◆ **WORK ITEM**:
Every line that contains the word "occurrence" should be copied from the records below.

◆ **DATA EXTRACT**:
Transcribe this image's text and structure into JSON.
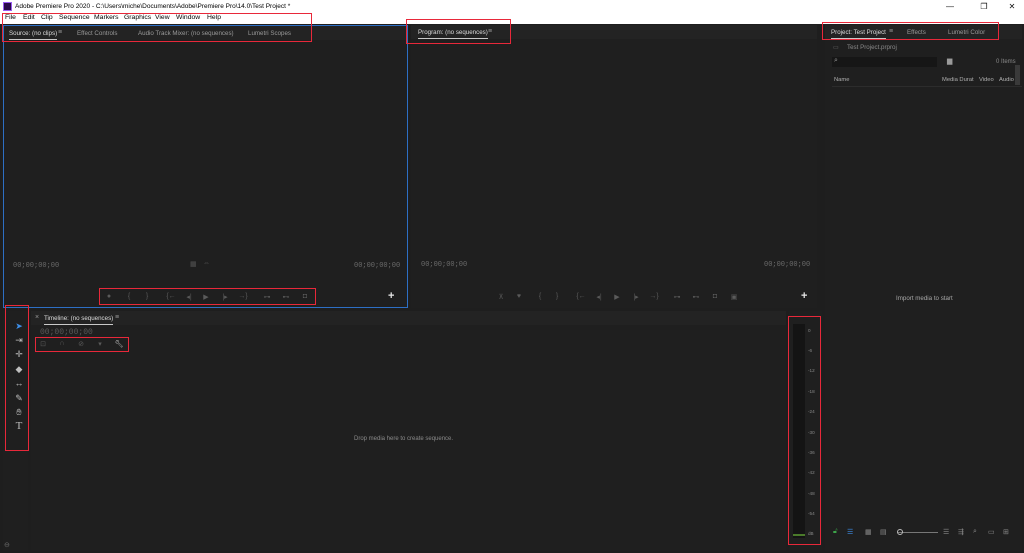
{
  "window": {
    "title": "Adobe Premiere Pro 2020 - C:\\Users\\miche\\Documents\\Adobe\\Premiere Pro\\14.0\\Test Project *",
    "minimize": "—",
    "maximize": "❐",
    "close": "✕"
  },
  "menubar": [
    "File",
    "Edit",
    "Clip",
    "Sequence",
    "Markers",
    "Graphics",
    "View",
    "Window",
    "Help"
  ],
  "source_panel": {
    "tabs": [
      "Source: (no clips)",
      "Effect Controls",
      "Audio Track Mixer: (no sequences)",
      "Lumetri Scopes"
    ],
    "timecode_in": "00;00;00;00",
    "timecode_out": "00;00;00;00",
    "controls": [
      "mark-in",
      "mark-out",
      "go-to-in",
      "step-back",
      "play",
      "step-forward",
      "go-to-out",
      "insert",
      "overwrite",
      "export-frame"
    ]
  },
  "program_panel": {
    "tab": "Program: (no sequences)",
    "timecode_in": "00;00;00;00",
    "timecode_out": "00;00;00;00"
  },
  "project_panel": {
    "tabs": [
      "Project: Test Project",
      "Effects",
      "Lumetri Color"
    ],
    "file": "Test Project.prproj",
    "item_count": "0 Items",
    "columns": [
      "Name",
      "Media Durat",
      "Video",
      "Audio"
    ],
    "empty_message": "Import media to start"
  },
  "timeline_panel": {
    "tab": "Timeline: (no sequences)",
    "close": "×",
    "timecode": "00;00;00;00",
    "empty_message": "Drop media here to create sequence."
  },
  "meter": {
    "ticks": [
      "0",
      "-6",
      "-12",
      "-18",
      "-24",
      "-30",
      "-36",
      "-42",
      "-48",
      "-54",
      "dB"
    ]
  },
  "tools": [
    "selection-tool",
    "track-select-tool",
    "ripple-edit-tool",
    "razor-tool",
    "slip-tool",
    "pen-tool",
    "hand-tool",
    "type-tool"
  ],
  "colors": {
    "highlight": "#e8283a",
    "selected_tool": "#3d8ee8",
    "panel_bg": "#1f1f1f"
  }
}
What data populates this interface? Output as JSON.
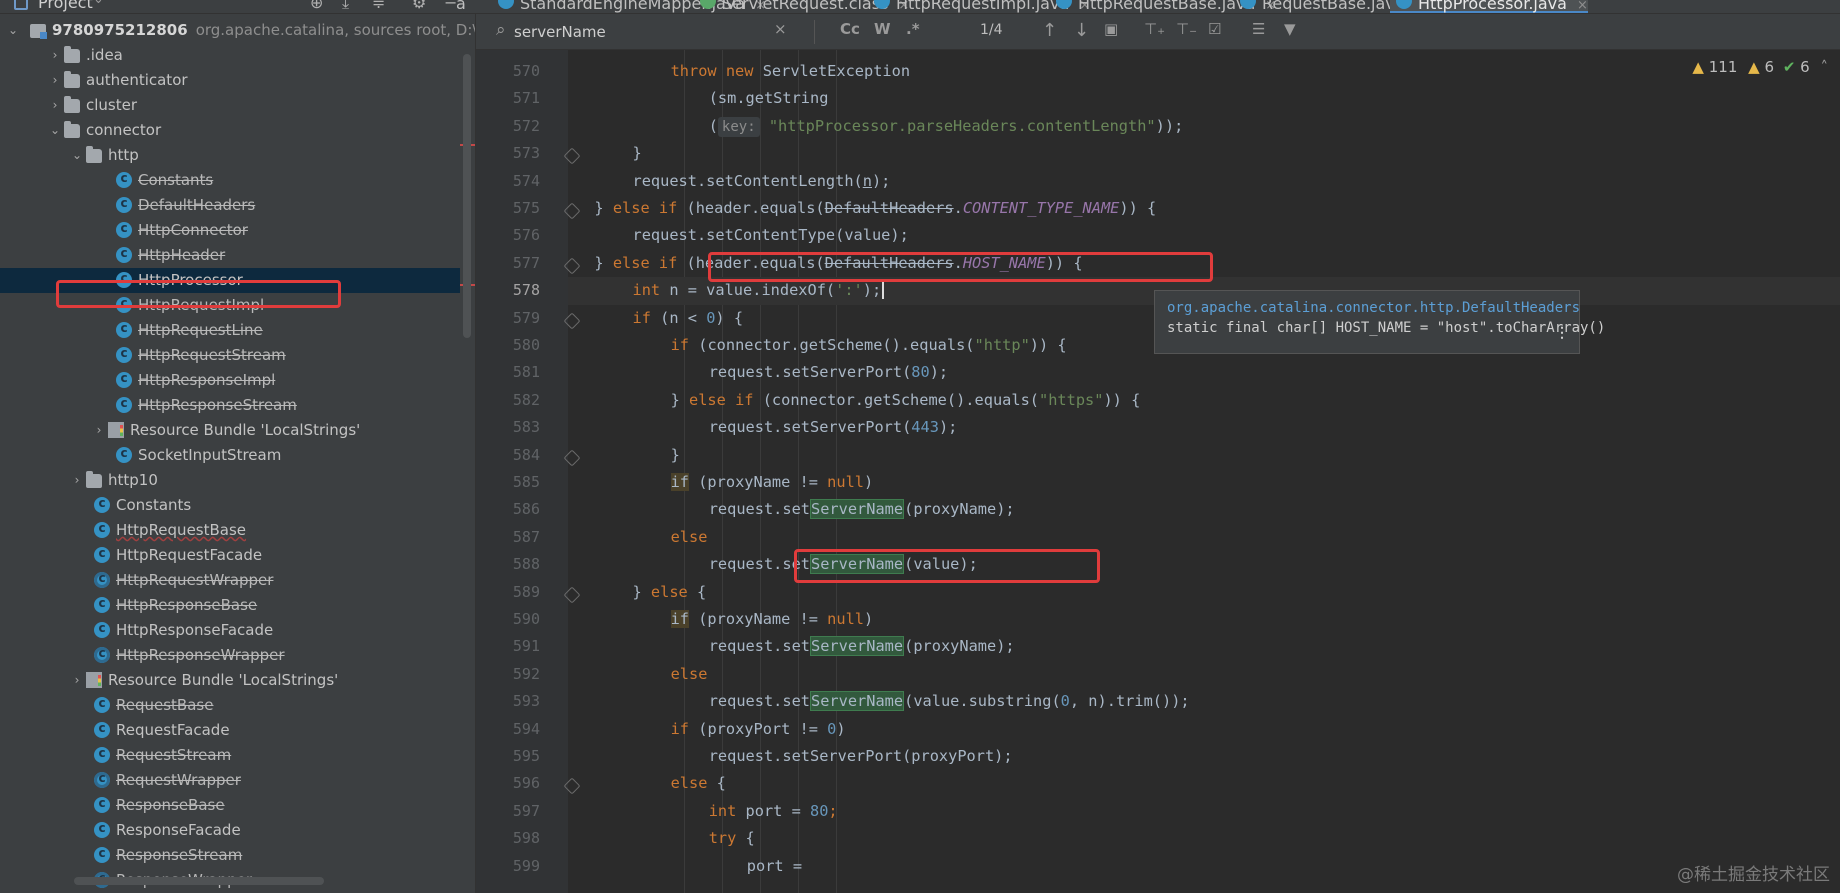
{
  "project_panel": {
    "title": "Project",
    "root": {
      "name": "9780975212806",
      "meta": "org.apache.catalina, sources root, D:\\Dov"
    },
    "items": [
      {
        "name": ".idea",
        "kind": "folder",
        "depth": 1,
        "arrow": "›",
        "strike": false
      },
      {
        "name": "authenticator",
        "kind": "folder",
        "depth": 1,
        "arrow": "›",
        "strike": false
      },
      {
        "name": "cluster",
        "kind": "folder",
        "depth": 1,
        "arrow": "›",
        "strike": false
      },
      {
        "name": "connector",
        "kind": "folder",
        "depth": 1,
        "arrow": "⌄",
        "strike": false
      },
      {
        "name": "http",
        "kind": "folder",
        "depth": 2,
        "arrow": "⌄",
        "strike": false
      },
      {
        "name": "Constants",
        "kind": "class",
        "depth": 3,
        "arrow": "",
        "strike": true
      },
      {
        "name": "DefaultHeaders",
        "kind": "class",
        "depth": 3,
        "arrow": "",
        "strike": true
      },
      {
        "name": "HttpConnector",
        "kind": "class",
        "depth": 3,
        "arrow": "",
        "strike": true
      },
      {
        "name": "HttpHeader",
        "kind": "class",
        "depth": 3,
        "arrow": "",
        "strike": true
      },
      {
        "name": "HttpProcessor",
        "kind": "class",
        "depth": 3,
        "arrow": "",
        "strike": false,
        "selected": true
      },
      {
        "name": "HttpRequestImpl",
        "kind": "class",
        "depth": 3,
        "arrow": "",
        "strike": true
      },
      {
        "name": "HttpRequestLine",
        "kind": "class",
        "depth": 3,
        "arrow": "",
        "strike": true
      },
      {
        "name": "HttpRequestStream",
        "kind": "class",
        "depth": 3,
        "arrow": "",
        "strike": true
      },
      {
        "name": "HttpResponseImpl",
        "kind": "class",
        "depth": 3,
        "arrow": "",
        "strike": true
      },
      {
        "name": "HttpResponseStream",
        "kind": "class",
        "depth": 3,
        "arrow": "",
        "strike": true
      },
      {
        "name": "Resource Bundle 'LocalStrings'",
        "kind": "bundle",
        "depth": 3,
        "arrow": "›",
        "strike": false
      },
      {
        "name": "SocketInputStream",
        "kind": "class",
        "depth": 3,
        "arrow": "",
        "strike": false
      },
      {
        "name": "http10",
        "kind": "folder",
        "depth": 2,
        "arrow": "›",
        "strike": false
      },
      {
        "name": "Constants",
        "kind": "class",
        "depth": 2,
        "arrow": "",
        "strike": false
      },
      {
        "name": "HttpRequestBase",
        "kind": "class",
        "depth": 2,
        "arrow": "",
        "strike": false,
        "underline": true
      },
      {
        "name": "HttpRequestFacade",
        "kind": "class",
        "depth": 2,
        "arrow": "",
        "strike": false
      },
      {
        "name": "HttpRequestWrapper",
        "kind": "class",
        "depth": 2,
        "arrow": "",
        "strike": true,
        "ifc": true
      },
      {
        "name": "HttpResponseBase",
        "kind": "class",
        "depth": 2,
        "arrow": "",
        "strike": true
      },
      {
        "name": "HttpResponseFacade",
        "kind": "class",
        "depth": 2,
        "arrow": "",
        "strike": false
      },
      {
        "name": "HttpResponseWrapper",
        "kind": "class",
        "depth": 2,
        "arrow": "",
        "strike": true,
        "ifc": true
      },
      {
        "name": "Resource Bundle 'LocalStrings'",
        "kind": "bundle",
        "depth": 2,
        "arrow": "›",
        "strike": false
      },
      {
        "name": "RequestBase",
        "kind": "class",
        "depth": 2,
        "arrow": "",
        "strike": true
      },
      {
        "name": "RequestFacade",
        "kind": "class",
        "depth": 2,
        "arrow": "",
        "strike": false
      },
      {
        "name": "RequestStream",
        "kind": "class",
        "depth": 2,
        "arrow": "",
        "strike": true
      },
      {
        "name": "RequestWrapper",
        "kind": "class",
        "depth": 2,
        "arrow": "",
        "strike": true,
        "ifc": true
      },
      {
        "name": "ResponseBase",
        "kind": "class",
        "depth": 2,
        "arrow": "",
        "strike": true
      },
      {
        "name": "ResponseFacade",
        "kind": "class",
        "depth": 2,
        "arrow": "",
        "strike": false
      },
      {
        "name": "ResponseStream",
        "kind": "class",
        "depth": 2,
        "arrow": "",
        "strike": true
      },
      {
        "name": "ResponseWrapper",
        "kind": "class",
        "depth": 2,
        "arrow": "",
        "strike": true,
        "ifc": true
      }
    ]
  },
  "tabs": [
    {
      "label": "a",
      "icon": "none",
      "active": false
    },
    {
      "label": "StandardEngineMapper.java",
      "icon": "class",
      "active": false
    },
    {
      "label": "ServletRequest.class",
      "icon": "compiled",
      "active": false
    },
    {
      "label": "HttpRequestImpl.java",
      "icon": "class",
      "active": false
    },
    {
      "label": "HttpRequestBase.java",
      "icon": "class",
      "active": false,
      "error": true
    },
    {
      "label": "RequestBase.java",
      "icon": "class",
      "active": false
    },
    {
      "label": "HttpProcessor.java",
      "icon": "class",
      "active": true
    }
  ],
  "search": {
    "query": "serverName",
    "clear": "×",
    "case_label": "Cc",
    "word_label": "W",
    "regex_label": ".*",
    "count": "1/4",
    "icons": [
      "up-arrow-icon",
      "down-arrow-icon",
      "select-all-icon",
      "add-occurrence-icon",
      "remove-occurrence-icon",
      "toggle-occurrence-icon",
      "multiline-icon",
      "filter-icon"
    ]
  },
  "problems": {
    "warnings": "111",
    "weak": "6",
    "ok": "6"
  },
  "code": {
    "current_line": "578",
    "lines": [
      {
        "n": "570",
        "indent": 6,
        "tokens": [
          [
            "kw",
            "throw new "
          ],
          [
            "",
            "ServletException"
          ]
        ]
      },
      {
        "n": "571",
        "indent": 7,
        "tokens": [
          [
            "",
            "(sm.getString"
          ]
        ]
      },
      {
        "n": "572",
        "indent": 7,
        "tokens": [
          [
            "",
            "("
          ],
          [
            "hint",
            "key:"
          ],
          [
            "",
            " "
          ],
          [
            "str",
            "\"httpProcessor.parseHeaders.contentLength\""
          ],
          [
            "",
            "));"
          ]
        ]
      },
      {
        "n": "573",
        "indent": 5,
        "tokens": [
          [
            "",
            "}"
          ]
        ]
      },
      {
        "n": "574",
        "indent": 5,
        "tokens": [
          [
            "",
            "request.setContentLength("
          ],
          [
            "undl",
            "n"
          ],
          [
            "",
            ");"
          ]
        ]
      },
      {
        "n": "575",
        "indent": 4,
        "tokens": [
          [
            "",
            "} "
          ],
          [
            "kw",
            "else if "
          ],
          [
            "",
            "(header.equals("
          ],
          [
            "strike",
            "DefaultHeaders"
          ],
          [
            "",
            "."
          ],
          [
            "cst",
            "CONTENT_TYPE_NAME"
          ],
          [
            "",
            ")) {"
          ]
        ]
      },
      {
        "n": "576",
        "indent": 5,
        "tokens": [
          [
            "",
            "request.setContentType(value);"
          ]
        ]
      },
      {
        "n": "577",
        "indent": 4,
        "tokens": [
          [
            "",
            "} "
          ],
          [
            "kw",
            "else if "
          ],
          [
            "",
            "(header.equals("
          ],
          [
            "strike",
            "DefaultHeaders"
          ],
          [
            "",
            "."
          ],
          [
            "cst",
            "HOST_NAME"
          ],
          [
            "",
            ")) {"
          ]
        ]
      },
      {
        "n": "578",
        "indent": 5,
        "tokens": [
          [
            "kw",
            "int "
          ],
          [
            "",
            "n = value.indexOf("
          ],
          [
            "str",
            "':'"
          ],
          [
            "",
            ");"
          ]
        ]
      },
      {
        "n": "579",
        "indent": 5,
        "tokens": [
          [
            "kw",
            "if "
          ],
          [
            "",
            "(n < "
          ],
          [
            "num",
            "0"
          ],
          [
            "",
            ") {"
          ]
        ]
      },
      {
        "n": "580",
        "indent": 6,
        "tokens": [
          [
            "kw",
            "if "
          ],
          [
            "",
            "(connector.getScheme().equals("
          ],
          [
            "str",
            "\"http\""
          ],
          [
            "",
            ")) {"
          ]
        ]
      },
      {
        "n": "581",
        "indent": 7,
        "tokens": [
          [
            "",
            "request.setServerPort("
          ],
          [
            "num",
            "80"
          ],
          [
            "",
            ");"
          ]
        ]
      },
      {
        "n": "582",
        "indent": 6,
        "tokens": [
          [
            "",
            "} "
          ],
          [
            "kw",
            "else if "
          ],
          [
            "",
            "(connector.getScheme().equals("
          ],
          [
            "str",
            "\"https\""
          ],
          [
            "",
            ")) {"
          ]
        ]
      },
      {
        "n": "583",
        "indent": 7,
        "tokens": [
          [
            "",
            "request.setServerPort("
          ],
          [
            "num",
            "443"
          ],
          [
            "",
            ");"
          ]
        ]
      },
      {
        "n": "584",
        "indent": 6,
        "tokens": [
          [
            "",
            "}"
          ]
        ]
      },
      {
        "n": "585",
        "indent": 6,
        "tokens": [
          [
            "ifbg",
            "if"
          ],
          [
            "",
            " (proxyName != "
          ],
          [
            "kw",
            "null"
          ],
          [
            "",
            ")"
          ]
        ]
      },
      {
        "n": "586",
        "indent": 7,
        "tokens": [
          [
            "",
            "request.set"
          ],
          [
            "match",
            "ServerName"
          ],
          [
            "",
            "(proxyName);"
          ]
        ]
      },
      {
        "n": "587",
        "indent": 6,
        "tokens": [
          [
            "kw",
            "else"
          ]
        ]
      },
      {
        "n": "588",
        "indent": 7,
        "tokens": [
          [
            "",
            "request.set"
          ],
          [
            "match",
            "ServerName"
          ],
          [
            "",
            "(value);"
          ]
        ]
      },
      {
        "n": "589",
        "indent": 5,
        "tokens": [
          [
            "",
            "} "
          ],
          [
            "kw",
            "else "
          ],
          [
            "",
            "{"
          ]
        ]
      },
      {
        "n": "590",
        "indent": 6,
        "tokens": [
          [
            "ifbg",
            "if"
          ],
          [
            "",
            " (proxyName != "
          ],
          [
            "kw",
            "null"
          ],
          [
            "",
            ")"
          ]
        ]
      },
      {
        "n": "591",
        "indent": 7,
        "tokens": [
          [
            "",
            "request.set"
          ],
          [
            "match",
            "ServerName"
          ],
          [
            "",
            "(proxyName);"
          ]
        ]
      },
      {
        "n": "592",
        "indent": 6,
        "tokens": [
          [
            "kw",
            "else"
          ]
        ]
      },
      {
        "n": "593",
        "indent": 7,
        "tokens": [
          [
            "",
            "request.set"
          ],
          [
            "match",
            "ServerName"
          ],
          [
            "",
            "(value.substring("
          ],
          [
            "num",
            "0"
          ],
          [
            "",
            ", n).trim());"
          ]
        ]
      },
      {
        "n": "594",
        "indent": 6,
        "tokens": [
          [
            "kw",
            "if "
          ],
          [
            "",
            "(proxyPort != "
          ],
          [
            "num",
            "0"
          ],
          [
            "",
            ")"
          ]
        ]
      },
      {
        "n": "595",
        "indent": 7,
        "tokens": [
          [
            "",
            "request.setServerPort(proxyPort);"
          ]
        ]
      },
      {
        "n": "596",
        "indent": 6,
        "tokens": [
          [
            "kw",
            "else "
          ],
          [
            "",
            "{"
          ]
        ]
      },
      {
        "n": "597",
        "indent": 7,
        "tokens": [
          [
            "kw",
            "int "
          ],
          [
            "",
            "port = "
          ],
          [
            "num",
            "80"
          ],
          [
            "kw",
            ";"
          ]
        ]
      },
      {
        "n": "598",
        "indent": 7,
        "tokens": [
          [
            "kw",
            "try "
          ],
          [
            "",
            "{"
          ]
        ]
      },
      {
        "n": "599",
        "indent": 8,
        "tokens": [
          [
            "",
            "port ="
          ]
        ]
      }
    ]
  },
  "tooltip": {
    "path": "org.apache.catalina.connector.http.DefaultHeaders",
    "decl": "static final char[] HOST_NAME = \"host\".toCharArray()",
    "more": "⋮"
  },
  "watermark": "@稀土掘金技术社区",
  "colors": {
    "highlight_red": "#e03c3c",
    "keyword": "#cc7832",
    "string": "#6a8759",
    "number": "#6897bb",
    "constant": "#9876aa",
    "match": "#32593d"
  }
}
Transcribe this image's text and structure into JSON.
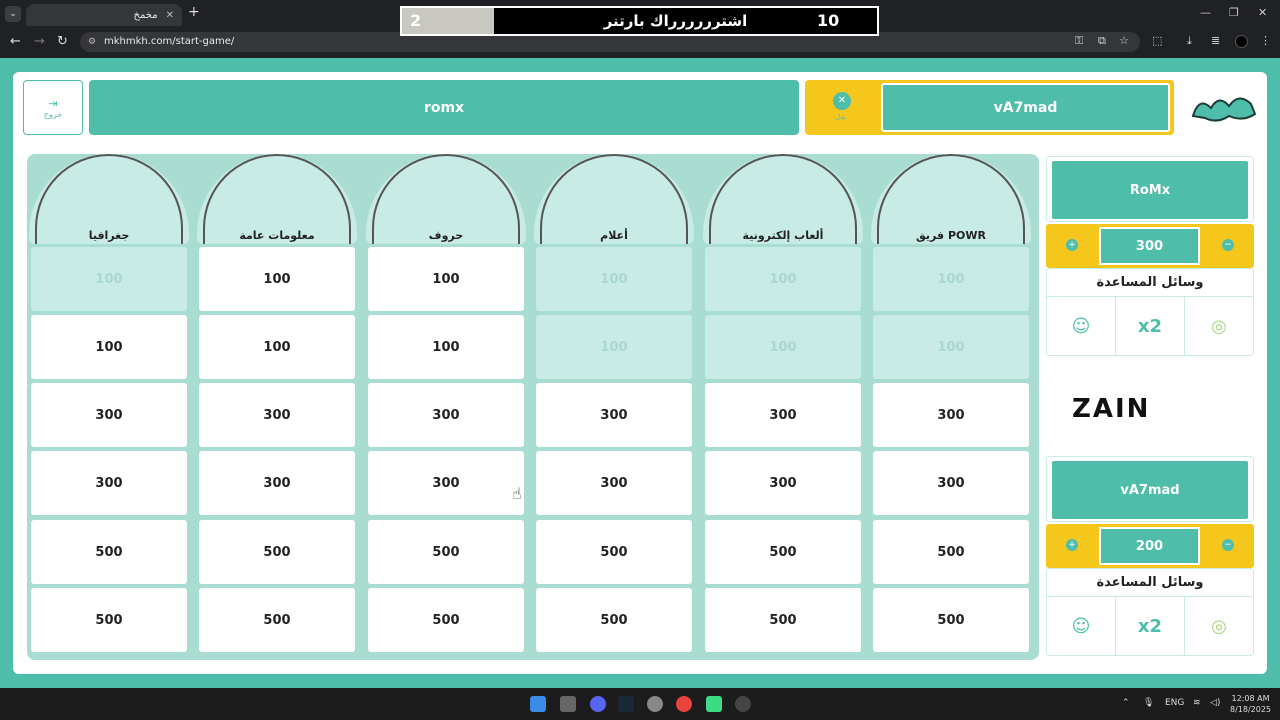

◆ **RESULT FOR THIS TASK**:
      "add-occurrence-icon",
      "remove-occurrence-icon",
      "toggle-occurrence-icon",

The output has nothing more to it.